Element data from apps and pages

--

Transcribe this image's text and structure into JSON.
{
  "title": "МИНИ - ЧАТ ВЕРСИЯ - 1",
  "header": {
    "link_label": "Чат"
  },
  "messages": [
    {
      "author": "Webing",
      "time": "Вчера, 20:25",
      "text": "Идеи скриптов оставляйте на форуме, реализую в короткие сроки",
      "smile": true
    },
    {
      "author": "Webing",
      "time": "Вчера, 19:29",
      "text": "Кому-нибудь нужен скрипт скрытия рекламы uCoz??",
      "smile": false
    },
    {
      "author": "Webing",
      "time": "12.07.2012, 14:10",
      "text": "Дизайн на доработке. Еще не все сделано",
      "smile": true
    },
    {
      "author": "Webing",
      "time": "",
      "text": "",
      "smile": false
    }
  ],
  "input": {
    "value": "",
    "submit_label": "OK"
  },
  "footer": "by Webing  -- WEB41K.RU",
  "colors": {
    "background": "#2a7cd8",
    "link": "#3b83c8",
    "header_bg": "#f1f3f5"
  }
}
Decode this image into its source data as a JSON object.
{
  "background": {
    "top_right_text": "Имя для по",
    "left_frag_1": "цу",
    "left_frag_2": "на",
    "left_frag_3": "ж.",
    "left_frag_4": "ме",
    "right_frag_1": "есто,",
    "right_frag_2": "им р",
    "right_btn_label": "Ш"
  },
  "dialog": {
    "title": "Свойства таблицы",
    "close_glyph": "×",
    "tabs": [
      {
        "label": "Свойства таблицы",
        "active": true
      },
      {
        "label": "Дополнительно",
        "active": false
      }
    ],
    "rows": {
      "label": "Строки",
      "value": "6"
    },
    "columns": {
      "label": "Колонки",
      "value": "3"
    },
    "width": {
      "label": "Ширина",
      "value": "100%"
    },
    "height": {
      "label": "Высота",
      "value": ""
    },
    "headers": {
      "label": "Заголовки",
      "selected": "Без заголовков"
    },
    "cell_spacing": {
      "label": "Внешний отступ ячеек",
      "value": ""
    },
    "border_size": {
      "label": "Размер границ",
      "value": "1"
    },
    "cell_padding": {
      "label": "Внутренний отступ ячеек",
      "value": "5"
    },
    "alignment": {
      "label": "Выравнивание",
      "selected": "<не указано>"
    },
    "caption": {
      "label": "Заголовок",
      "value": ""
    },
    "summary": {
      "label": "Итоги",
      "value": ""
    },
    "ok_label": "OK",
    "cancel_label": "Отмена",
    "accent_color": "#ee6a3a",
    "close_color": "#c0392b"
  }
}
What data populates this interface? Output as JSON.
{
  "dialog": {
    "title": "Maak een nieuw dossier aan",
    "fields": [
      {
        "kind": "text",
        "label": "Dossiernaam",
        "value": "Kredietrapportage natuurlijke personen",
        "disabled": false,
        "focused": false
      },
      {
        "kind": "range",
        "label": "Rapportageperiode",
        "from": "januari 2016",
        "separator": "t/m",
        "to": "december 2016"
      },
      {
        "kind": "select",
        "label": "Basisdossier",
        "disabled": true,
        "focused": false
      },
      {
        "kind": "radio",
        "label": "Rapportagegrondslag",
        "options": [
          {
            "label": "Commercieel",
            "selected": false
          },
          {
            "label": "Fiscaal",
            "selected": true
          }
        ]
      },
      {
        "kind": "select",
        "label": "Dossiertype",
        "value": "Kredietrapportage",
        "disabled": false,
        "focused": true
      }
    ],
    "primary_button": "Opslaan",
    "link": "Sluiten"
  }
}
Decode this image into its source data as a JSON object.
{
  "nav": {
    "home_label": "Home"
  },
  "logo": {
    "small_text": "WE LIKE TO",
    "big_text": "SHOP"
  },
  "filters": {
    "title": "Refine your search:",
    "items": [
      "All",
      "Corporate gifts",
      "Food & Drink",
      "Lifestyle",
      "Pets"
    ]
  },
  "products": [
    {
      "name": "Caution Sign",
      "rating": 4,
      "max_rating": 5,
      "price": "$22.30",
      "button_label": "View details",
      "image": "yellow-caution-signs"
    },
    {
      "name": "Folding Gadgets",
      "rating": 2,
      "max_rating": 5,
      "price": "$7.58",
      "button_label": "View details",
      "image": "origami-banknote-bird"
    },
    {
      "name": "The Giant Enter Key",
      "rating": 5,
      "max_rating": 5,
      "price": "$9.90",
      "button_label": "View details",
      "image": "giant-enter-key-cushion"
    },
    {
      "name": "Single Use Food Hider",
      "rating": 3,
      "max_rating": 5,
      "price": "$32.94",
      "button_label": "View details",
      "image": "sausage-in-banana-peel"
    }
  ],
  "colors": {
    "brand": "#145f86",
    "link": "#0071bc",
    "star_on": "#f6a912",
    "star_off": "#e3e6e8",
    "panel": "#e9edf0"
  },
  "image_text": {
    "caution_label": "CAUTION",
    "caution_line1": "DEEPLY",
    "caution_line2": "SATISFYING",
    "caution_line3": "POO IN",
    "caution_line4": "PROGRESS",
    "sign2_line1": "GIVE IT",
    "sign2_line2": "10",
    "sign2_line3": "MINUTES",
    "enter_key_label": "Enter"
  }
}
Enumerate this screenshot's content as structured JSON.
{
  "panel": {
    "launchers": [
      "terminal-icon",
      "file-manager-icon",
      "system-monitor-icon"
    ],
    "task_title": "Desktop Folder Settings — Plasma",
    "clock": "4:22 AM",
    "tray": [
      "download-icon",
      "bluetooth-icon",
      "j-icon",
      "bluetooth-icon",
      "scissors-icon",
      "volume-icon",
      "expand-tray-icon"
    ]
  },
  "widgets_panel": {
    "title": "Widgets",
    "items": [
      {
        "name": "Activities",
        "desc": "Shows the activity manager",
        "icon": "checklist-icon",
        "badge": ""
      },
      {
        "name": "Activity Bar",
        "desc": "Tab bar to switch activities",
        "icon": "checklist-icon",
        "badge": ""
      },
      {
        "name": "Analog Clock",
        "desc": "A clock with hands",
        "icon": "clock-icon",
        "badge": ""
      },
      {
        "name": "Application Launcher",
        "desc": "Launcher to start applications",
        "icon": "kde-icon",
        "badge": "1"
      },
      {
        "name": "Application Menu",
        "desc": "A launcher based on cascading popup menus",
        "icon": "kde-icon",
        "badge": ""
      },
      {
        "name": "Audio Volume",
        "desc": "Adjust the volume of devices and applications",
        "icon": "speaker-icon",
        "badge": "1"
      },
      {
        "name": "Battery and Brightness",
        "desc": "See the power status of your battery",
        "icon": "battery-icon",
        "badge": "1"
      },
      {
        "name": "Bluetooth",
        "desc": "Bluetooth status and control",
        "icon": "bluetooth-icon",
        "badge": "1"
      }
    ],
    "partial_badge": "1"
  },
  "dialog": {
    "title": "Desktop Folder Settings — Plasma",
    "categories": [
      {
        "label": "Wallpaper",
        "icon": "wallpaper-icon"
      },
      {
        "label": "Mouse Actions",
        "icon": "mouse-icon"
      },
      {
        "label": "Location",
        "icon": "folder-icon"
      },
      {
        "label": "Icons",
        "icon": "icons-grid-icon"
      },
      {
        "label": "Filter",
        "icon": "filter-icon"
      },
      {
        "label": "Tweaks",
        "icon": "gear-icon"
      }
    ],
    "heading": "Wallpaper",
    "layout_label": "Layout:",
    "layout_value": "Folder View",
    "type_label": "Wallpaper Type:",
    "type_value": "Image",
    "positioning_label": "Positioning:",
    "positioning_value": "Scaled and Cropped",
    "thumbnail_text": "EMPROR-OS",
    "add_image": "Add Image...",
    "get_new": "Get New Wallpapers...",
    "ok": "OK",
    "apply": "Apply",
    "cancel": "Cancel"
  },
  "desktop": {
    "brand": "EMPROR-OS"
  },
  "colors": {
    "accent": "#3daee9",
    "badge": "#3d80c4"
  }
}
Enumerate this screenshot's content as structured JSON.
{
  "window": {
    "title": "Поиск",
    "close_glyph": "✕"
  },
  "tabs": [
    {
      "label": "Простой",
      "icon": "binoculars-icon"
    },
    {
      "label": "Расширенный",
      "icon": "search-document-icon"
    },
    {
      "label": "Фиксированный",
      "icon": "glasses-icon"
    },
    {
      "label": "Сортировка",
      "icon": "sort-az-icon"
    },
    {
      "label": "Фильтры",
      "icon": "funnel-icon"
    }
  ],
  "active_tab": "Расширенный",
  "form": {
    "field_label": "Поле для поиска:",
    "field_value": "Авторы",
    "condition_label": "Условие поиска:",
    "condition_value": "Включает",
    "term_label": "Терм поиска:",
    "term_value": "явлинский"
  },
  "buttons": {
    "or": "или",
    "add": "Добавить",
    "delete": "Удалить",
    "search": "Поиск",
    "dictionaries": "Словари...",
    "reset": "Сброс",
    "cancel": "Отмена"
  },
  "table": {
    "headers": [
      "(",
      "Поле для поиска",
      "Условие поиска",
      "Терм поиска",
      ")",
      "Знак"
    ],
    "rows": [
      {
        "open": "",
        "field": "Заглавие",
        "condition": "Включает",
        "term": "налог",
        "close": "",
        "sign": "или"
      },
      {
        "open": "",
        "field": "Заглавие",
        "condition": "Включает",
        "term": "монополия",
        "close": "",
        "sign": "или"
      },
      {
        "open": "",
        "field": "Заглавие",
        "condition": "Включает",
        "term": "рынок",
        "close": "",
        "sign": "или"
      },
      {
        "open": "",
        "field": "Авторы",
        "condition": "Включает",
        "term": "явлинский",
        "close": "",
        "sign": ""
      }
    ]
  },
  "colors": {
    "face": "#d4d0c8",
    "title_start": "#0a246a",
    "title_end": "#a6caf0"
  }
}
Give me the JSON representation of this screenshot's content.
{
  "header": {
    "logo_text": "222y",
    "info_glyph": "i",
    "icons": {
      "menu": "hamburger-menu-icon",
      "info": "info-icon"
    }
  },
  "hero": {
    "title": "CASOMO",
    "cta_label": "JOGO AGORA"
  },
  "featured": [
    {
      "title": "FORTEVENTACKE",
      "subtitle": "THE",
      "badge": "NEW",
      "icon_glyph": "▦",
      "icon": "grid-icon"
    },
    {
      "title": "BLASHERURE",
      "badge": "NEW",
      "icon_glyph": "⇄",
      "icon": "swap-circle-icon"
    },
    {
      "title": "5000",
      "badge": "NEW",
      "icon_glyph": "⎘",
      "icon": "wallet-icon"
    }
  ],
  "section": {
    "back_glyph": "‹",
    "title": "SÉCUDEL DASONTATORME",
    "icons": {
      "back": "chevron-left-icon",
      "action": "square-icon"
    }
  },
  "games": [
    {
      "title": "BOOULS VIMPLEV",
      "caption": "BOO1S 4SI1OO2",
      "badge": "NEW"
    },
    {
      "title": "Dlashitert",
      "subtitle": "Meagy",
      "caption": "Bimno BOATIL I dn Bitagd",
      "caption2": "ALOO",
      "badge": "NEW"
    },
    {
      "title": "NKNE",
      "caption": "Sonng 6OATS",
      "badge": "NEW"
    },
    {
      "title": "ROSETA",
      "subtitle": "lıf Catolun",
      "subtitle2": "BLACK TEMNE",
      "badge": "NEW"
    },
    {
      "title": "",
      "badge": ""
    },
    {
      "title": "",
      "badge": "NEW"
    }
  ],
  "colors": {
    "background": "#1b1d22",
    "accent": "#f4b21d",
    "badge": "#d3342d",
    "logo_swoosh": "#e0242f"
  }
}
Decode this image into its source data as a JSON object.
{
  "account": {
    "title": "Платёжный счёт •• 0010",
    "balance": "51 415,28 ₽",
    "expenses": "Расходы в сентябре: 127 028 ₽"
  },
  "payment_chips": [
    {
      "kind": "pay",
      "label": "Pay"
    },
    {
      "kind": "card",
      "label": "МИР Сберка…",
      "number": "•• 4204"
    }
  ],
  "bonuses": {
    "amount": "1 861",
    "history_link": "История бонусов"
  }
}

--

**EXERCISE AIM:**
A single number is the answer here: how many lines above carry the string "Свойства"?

**COMPLETED EXERCISE:**
2